Before you begin working your way to foreign language fluency, it helps to understand the culture behind the language you’re learning. After all, language exists to help a group of people express their ideas and beliefs. France is an old country with a rich history and culture. As you begin your French language program, gaining a strong grasp on this history, the values, and the etiquette will help you rapidly achieve success. In particular, the French have conservative family and cultural norms that travelers should be aware of when spending time in France.
Despite its tradition of central and unitary government, France has retained a strong regional culture, with great variations in food, wine, sports, and lifestyles. Many French people you meet will identify more with their native region than with the national French culture typified in Paris. France has the highest proportion of second homes in the world, and most of these belong to people who live and work in or near Paris and other “métropoles” but whose roots are in the provinces.
It is important to note that there has been a significant move to decentralize governmental functions throughout the provinces. France’s efficient telecommunications and transport infrastructure has made it much easier to run successful businesses in the provinces.

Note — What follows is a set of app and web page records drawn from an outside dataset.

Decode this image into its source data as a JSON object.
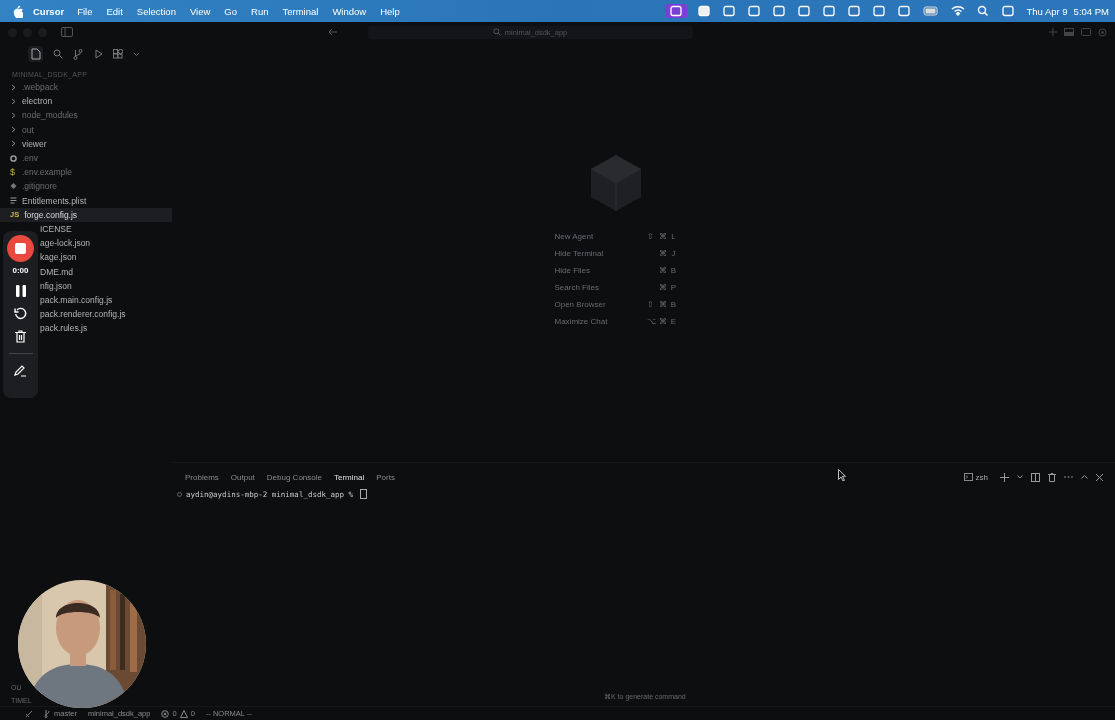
{
  "menubar": {
    "app": "Cursor",
    "menus": [
      "File",
      "Edit",
      "Selection",
      "View",
      "Go",
      "Run",
      "Terminal",
      "Window",
      "Help"
    ],
    "date": "Thu Apr 9",
    "time": "5:04 PM"
  },
  "titlebar": {
    "search": "minimal_dsdk_app"
  },
  "explorer": {
    "title": "MINIMAL_DSDK_APP",
    "items": [
      {
        "kind": "folder",
        "name": ".webpack",
        "expanded": false,
        "ignored": true,
        "selected": false
      },
      {
        "kind": "folder",
        "name": "electron",
        "expanded": false,
        "ignored": false,
        "selected": false
      },
      {
        "kind": "folder",
        "name": "node_modules",
        "expanded": false,
        "ignored": true,
        "selected": false
      },
      {
        "kind": "folder",
        "name": "out",
        "expanded": false,
        "ignored": true,
        "selected": false
      },
      {
        "kind": "folder",
        "name": "viewer",
        "expanded": false,
        "ignored": false,
        "selected": false
      },
      {
        "kind": "gear",
        "name": ".env",
        "ignored": true,
        "selected": false
      },
      {
        "kind": "dollar",
        "icon": "$",
        "name": ".env.example",
        "ignored": true,
        "selected": false
      },
      {
        "kind": "dot",
        "name": ".gitignore",
        "ignored": true,
        "selected": false
      },
      {
        "kind": "lines",
        "name": "Entitlements.plist",
        "ignored": false,
        "selected": false
      },
      {
        "kind": "js",
        "icon": "JS",
        "name": "forge.config.js",
        "ignored": false,
        "selected": true
      },
      {
        "kind": "partial",
        "name": "ICENSE",
        "ignored": false,
        "selected": false
      },
      {
        "kind": "partial",
        "name": "age-lock.json",
        "ignored": false,
        "selected": false
      },
      {
        "kind": "partial",
        "name": "kage.json",
        "ignored": false,
        "selected": false
      },
      {
        "kind": "partial",
        "name": "DME.md",
        "ignored": false,
        "selected": false
      },
      {
        "kind": "partial",
        "name": "nfig.json",
        "ignored": false,
        "selected": false
      },
      {
        "kind": "partial",
        "name": "pack.main.config.js",
        "ignored": false,
        "selected": false
      },
      {
        "kind": "partial",
        "name": "pack.renderer.config.js",
        "ignored": false,
        "selected": false
      },
      {
        "kind": "partial",
        "name": "pack.rules.js",
        "ignored": false,
        "selected": false
      }
    ],
    "sections": [
      "OU",
      "TIMEL"
    ]
  },
  "recorder": {
    "time": "0:00"
  },
  "shortcuts": [
    {
      "label": "New Agent",
      "keys": [
        "⇧",
        "⌘",
        "L"
      ]
    },
    {
      "label": "Hide Terminal",
      "keys": [
        "⌘",
        "J"
      ]
    },
    {
      "label": "Hide Files",
      "keys": [
        "⌘",
        "B"
      ]
    },
    {
      "label": "Search Files",
      "keys": [
        "⌘",
        "P"
      ]
    },
    {
      "label": "Open Browser",
      "keys": [
        "⇧",
        "⌘",
        "B"
      ]
    },
    {
      "label": "Maximize Chat",
      "keys": [
        "⌥",
        "⌘",
        "E"
      ]
    }
  ],
  "panel": {
    "tabs": [
      {
        "label": "Problems",
        "selected": false
      },
      {
        "label": "Output",
        "selected": false
      },
      {
        "label": "Debug Console",
        "selected": false
      },
      {
        "label": "Terminal",
        "selected": true
      },
      {
        "label": "Ports",
        "selected": false
      }
    ],
    "shell": "zsh",
    "prompt": "aydin@aydins-mbp-2 minimal_dsdk_app % ",
    "hint": "⌘K to generate command"
  },
  "status": {
    "branch": "master",
    "workspace": "minimal_dsdk_app",
    "errors": "0",
    "warnings": "0",
    "mode": "-- NORMAL --"
  }
}
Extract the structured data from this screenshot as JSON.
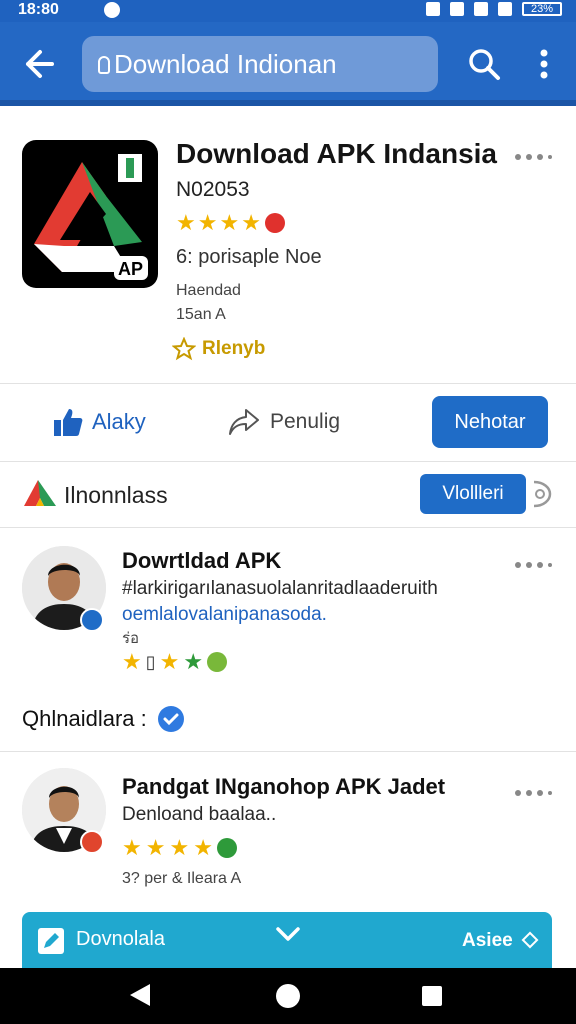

Regional languages are still spoken in parts of France, with 21% of French people speaking a regional language well – Breton in Brittany, Flemish in the northeast, German in Alsace, Occitan the southwest, Basque in Basque Country, and Corsican in Corsica.
France is an economically progressive country, but culturally it is very conservative – social values, family culture, gastronomy (the food and wine culture), and certain social structures (such as the café society0 maintain a strong sense of what is “correct” or “pas correct.” Nevertheless, France is changing, as traditional independent café society is eroded by international chains and social legislation changes the traditional concept of the family. For example, same-sex marriage has been legal since 2012.
People value the “French experience;” it is one of the features that makes France the most visited country in Europe. There were nearly 85 million visitors in 2017 according to the United Nations World Tourism Index.
Art and culture [The French Appreciation of Art and Cinema] are accessible at churches, in museums, and in art districts like the Latin Quarter in Paris, or Cannes on the French Riviera. Local artists hold “vernissages,” or exhibition openings, where, wine glass in hand, you can mix and mingle with other guests. One weekend each year, usually the third in September, is reserved for Heritage Days, or “Journées du Patrimoine.” On these days, many of France’s cultural treasures are open to the public for a free or reduced rate.
Besides the Louvre, the Musée d’Orsay and the Musée Beaubourg have some of the largest collections of artwork in the world. They offer reduced rates for students and free admission on the first Sunday of the month, and everyday for European citizens under 26. In addition, museums or stately homes often offer a “visite insolite,” which is an amazing opportunity to go behind the scenes and see treasures not normally shown to the public. Once again, the Syndicat d’lnitiative will have the details.
Churches and cathedrals in France are sources of beautiful artwork, and since they are open for prayer, are absolutely free. Churches also offer organ recitals and free concerts, especially during the summer months.
At Montmartre’s Basilique du Sacré Cœur, you can attend a late-night service inside while crowds gather on the church steps overlooking Paris to watch artists and musicians practice their trades. In addition to the major tourist attractions of the great cathedrals (such as Notre-Dame) in Paris, Chartres, and Reims, churches throughout France can be a mine for cultural experience, with historical frescoes, paintings, and architecture.